This is not a situation in which the failure to wear a mask only affects the person without one. We know some people get very sick from COVID, and some have mild or no symptoms. Masks are not a guarantee that someone will not become infected or transmit COVID, but masks have been shown to reduce the likelihood of getting or transmitting the disease.
The only sound policy is to keep mask requirements in place while COVID is still prevalent.
To those who question the policy, erring on the side of mitigation is sound and clearly a better path than allowing an option that could have an adverse impact on others.
The health of all kids and others in our schools is clearly more important than changing a policy to accommodate some who don’t like it.
Elliott Hartstein, Northbrook
For-profit Postal Service is a selfish idea
Thanks for publishing U.S. Rep. Sean Casten’s op-ed demanding the Senate do its job and approve the appointees to the Postal Services’ Board of Governors. It is also important to address the fallacious assertion by Republicans that the U.S. Postal Service should be run like a private, for-profit business.
The Postal Service is a service of the government. It should be well-run, as should all taxpayer-funded civil services. To claim it should make a profit is another cynical attempt to undermine our democratic institutions, leaving only the wealthy who can “pay to play” in the private sector — for deliveries, for education, for insurance, for legal representation, for retirement, for transportation, etc.

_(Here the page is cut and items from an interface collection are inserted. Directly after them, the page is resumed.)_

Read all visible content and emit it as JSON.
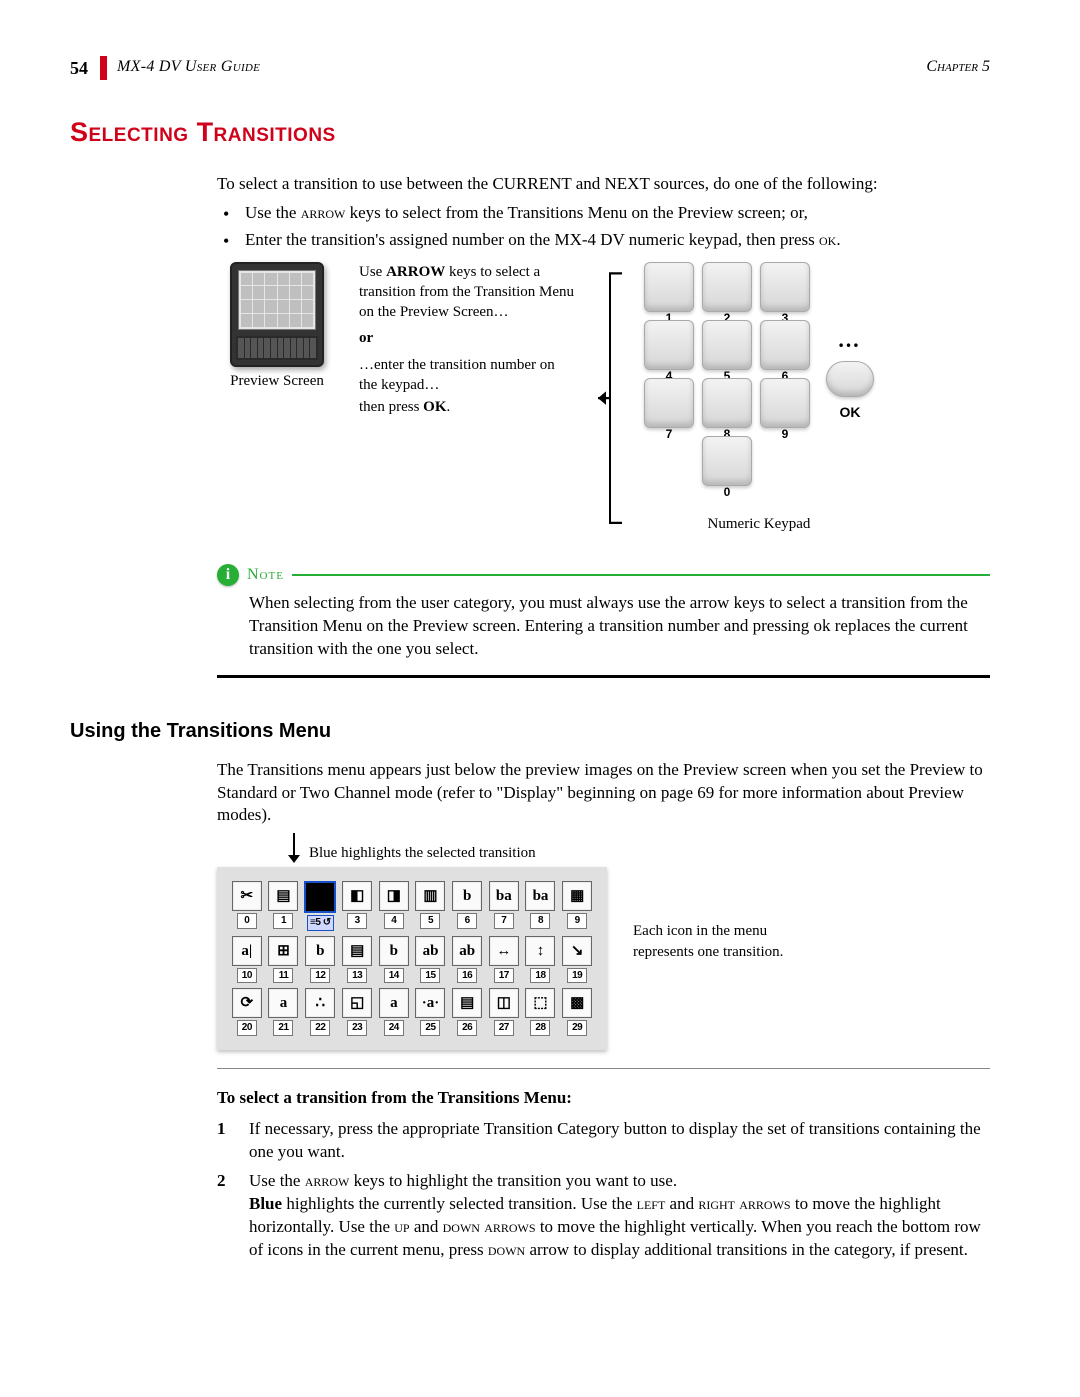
{
  "header": {
    "page_number": "54",
    "doc_title": "MX-4 DV User Guide",
    "chapter": "Chapter 5"
  },
  "h1": "Selecting Transitions",
  "intro": "To select a transition to use between the CURRENT and NEXT sources, do one of the following:",
  "bullets": {
    "b1_a": "Use the ",
    "b1_arrow": "arrow",
    "b1_b": " keys to select from the Transitions Menu on the Preview screen; or,",
    "b2_a": "Enter the transition's assigned number on the MX-4 DV numeric keypad, then press ",
    "b2_ok": "ok",
    "b2_b": "."
  },
  "fig1": {
    "monitor_caption": "Preview Screen",
    "t1a": "Use ",
    "t1_arrow": "ARROW",
    "t1b": " keys to select a transition from the Transition Menu on the Preview Screen…",
    "or": "or",
    "t2": "…enter the transition number on the keypad…",
    "t3a": "then press ",
    "t3_ok": "OK",
    "t3b": ".",
    "keypad_caption": "Numeric Keypad",
    "keys": [
      "1",
      "2",
      "3",
      "4",
      "5",
      "6",
      "7",
      "8",
      "9",
      "0"
    ],
    "ok_label": "OK",
    "ellipsis": "…"
  },
  "note": {
    "label": "Note",
    "body": "When selecting from the user category, you must always use the arrow keys to select a transition from the Transition Menu on the Preview screen. Entering a transition number and pressing ok replaces the current transition with the one you select."
  },
  "h2": "Using the Transitions Menu",
  "para2": "The Transitions menu appears just below the preview images on the Preview screen when you set the Preview to Standard or Two Channel mode (refer to \"Display\" beginning on page 69 for more information about Preview modes).",
  "fig2": {
    "top_callout": "Blue highlights the selected transition",
    "side_callout": "Each icon in the menu represents one transition.",
    "selected_index": 2,
    "cells": [
      {
        "n": "0",
        "g": "✂"
      },
      {
        "n": "1",
        "g": "▤"
      },
      {
        "n": "2",
        "g": "■",
        "sel": true,
        "badge": "≡5 ↺"
      },
      {
        "n": "3",
        "g": "◧"
      },
      {
        "n": "4",
        "g": "◨"
      },
      {
        "n": "5",
        "g": "▥"
      },
      {
        "n": "6",
        "g": "b"
      },
      {
        "n": "7",
        "g": "ba"
      },
      {
        "n": "8",
        "g": "ba"
      },
      {
        "n": "9",
        "g": "▦"
      },
      {
        "n": "10",
        "g": "a|"
      },
      {
        "n": "11",
        "g": "⊞"
      },
      {
        "n": "12",
        "g": "b"
      },
      {
        "n": "13",
        "g": "▤"
      },
      {
        "n": "14",
        "g": "b"
      },
      {
        "n": "15",
        "g": "ab"
      },
      {
        "n": "16",
        "g": "ab"
      },
      {
        "n": "17",
        "g": "↔"
      },
      {
        "n": "18",
        "g": "↕"
      },
      {
        "n": "19",
        "g": "↘"
      },
      {
        "n": "20",
        "g": "⟳"
      },
      {
        "n": "21",
        "g": "a"
      },
      {
        "n": "22",
        "g": "∴"
      },
      {
        "n": "23",
        "g": "◱"
      },
      {
        "n": "24",
        "g": "a"
      },
      {
        "n": "25",
        "g": "·a·"
      },
      {
        "n": "26",
        "g": "▤"
      },
      {
        "n": "27",
        "g": "◫"
      },
      {
        "n": "28",
        "g": "⬚"
      },
      {
        "n": "29",
        "g": "▩"
      }
    ]
  },
  "instr": {
    "title": "To select a transition from the Transitions Menu:",
    "s1_num": "1",
    "s1": "If necessary, press the appropriate Transition Category button to display the set of transitions containing the one you want.",
    "s2_num": "2",
    "s2a": "Use the ",
    "s2_arrow": "arrow",
    "s2b": " keys to highlight the transition you want to use.",
    "s2_p2_a": "Blue",
    "s2_p2_b": " highlights the currently selected transition. Use the ",
    "s2_left": "left",
    "s2_and1": " and ",
    "s2_right": "right arrows",
    "s2_p2_c": " to move the highlight horizontally. Use the ",
    "s2_up": "up",
    "s2_and2": " and ",
    "s2_down": "down arrows",
    "s2_p2_d": " to move the highlight vertically. When you reach the bottom row of icons in the current menu, press ",
    "s2_down2": "down",
    "s2_p2_e": " arrow to display additional transitions in the category, if present."
  }
}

Call it what it is. Pure selfishness.
Barbara Koenen, Hyde Park